WHAT NEEDS TO BE DONE: Your answer should be one number: the count of lines below that contain "помочь".

Website and app data records
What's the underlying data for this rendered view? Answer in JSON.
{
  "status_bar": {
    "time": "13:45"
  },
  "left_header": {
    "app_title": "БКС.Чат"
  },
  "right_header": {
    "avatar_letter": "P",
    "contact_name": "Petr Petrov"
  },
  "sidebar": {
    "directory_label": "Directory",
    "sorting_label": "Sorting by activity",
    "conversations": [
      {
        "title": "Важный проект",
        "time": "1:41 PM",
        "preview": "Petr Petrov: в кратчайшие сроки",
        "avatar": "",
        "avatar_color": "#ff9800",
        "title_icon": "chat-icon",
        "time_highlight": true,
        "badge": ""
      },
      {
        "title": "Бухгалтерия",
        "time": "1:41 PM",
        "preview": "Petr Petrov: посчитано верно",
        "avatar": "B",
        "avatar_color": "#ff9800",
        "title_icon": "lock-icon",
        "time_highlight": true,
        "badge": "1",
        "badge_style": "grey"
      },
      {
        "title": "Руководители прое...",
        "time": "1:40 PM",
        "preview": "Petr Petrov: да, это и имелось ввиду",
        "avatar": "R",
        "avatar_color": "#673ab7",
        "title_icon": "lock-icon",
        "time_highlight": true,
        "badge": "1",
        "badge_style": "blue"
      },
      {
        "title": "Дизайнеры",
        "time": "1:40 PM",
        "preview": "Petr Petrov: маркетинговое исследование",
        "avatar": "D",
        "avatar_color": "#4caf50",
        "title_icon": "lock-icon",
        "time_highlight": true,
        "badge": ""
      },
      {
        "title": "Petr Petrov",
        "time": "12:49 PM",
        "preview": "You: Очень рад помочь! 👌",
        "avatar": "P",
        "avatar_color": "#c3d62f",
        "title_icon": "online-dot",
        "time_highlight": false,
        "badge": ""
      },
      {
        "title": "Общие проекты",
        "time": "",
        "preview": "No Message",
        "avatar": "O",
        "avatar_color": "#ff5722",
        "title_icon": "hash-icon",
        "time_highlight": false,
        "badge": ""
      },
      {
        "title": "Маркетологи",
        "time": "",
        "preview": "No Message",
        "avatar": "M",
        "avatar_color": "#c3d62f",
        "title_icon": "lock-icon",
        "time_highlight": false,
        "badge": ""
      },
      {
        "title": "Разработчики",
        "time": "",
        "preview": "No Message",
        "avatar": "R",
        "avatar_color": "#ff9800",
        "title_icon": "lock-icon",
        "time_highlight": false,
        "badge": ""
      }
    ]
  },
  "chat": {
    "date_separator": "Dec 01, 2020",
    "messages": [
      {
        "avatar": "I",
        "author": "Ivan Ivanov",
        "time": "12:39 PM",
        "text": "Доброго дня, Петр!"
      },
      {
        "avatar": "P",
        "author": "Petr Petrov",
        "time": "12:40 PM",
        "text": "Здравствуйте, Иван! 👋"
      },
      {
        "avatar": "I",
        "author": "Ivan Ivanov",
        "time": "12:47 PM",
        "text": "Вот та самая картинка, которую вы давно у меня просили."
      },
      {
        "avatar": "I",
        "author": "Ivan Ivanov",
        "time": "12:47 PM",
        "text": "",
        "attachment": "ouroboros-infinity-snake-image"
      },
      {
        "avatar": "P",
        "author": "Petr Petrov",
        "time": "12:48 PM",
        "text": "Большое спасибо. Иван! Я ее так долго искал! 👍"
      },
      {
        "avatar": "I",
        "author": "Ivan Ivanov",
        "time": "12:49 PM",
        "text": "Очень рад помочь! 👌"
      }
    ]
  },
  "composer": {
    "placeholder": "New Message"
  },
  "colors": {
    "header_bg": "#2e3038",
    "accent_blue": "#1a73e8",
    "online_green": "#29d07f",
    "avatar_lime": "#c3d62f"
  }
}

COMPLETED EXERCISE: 2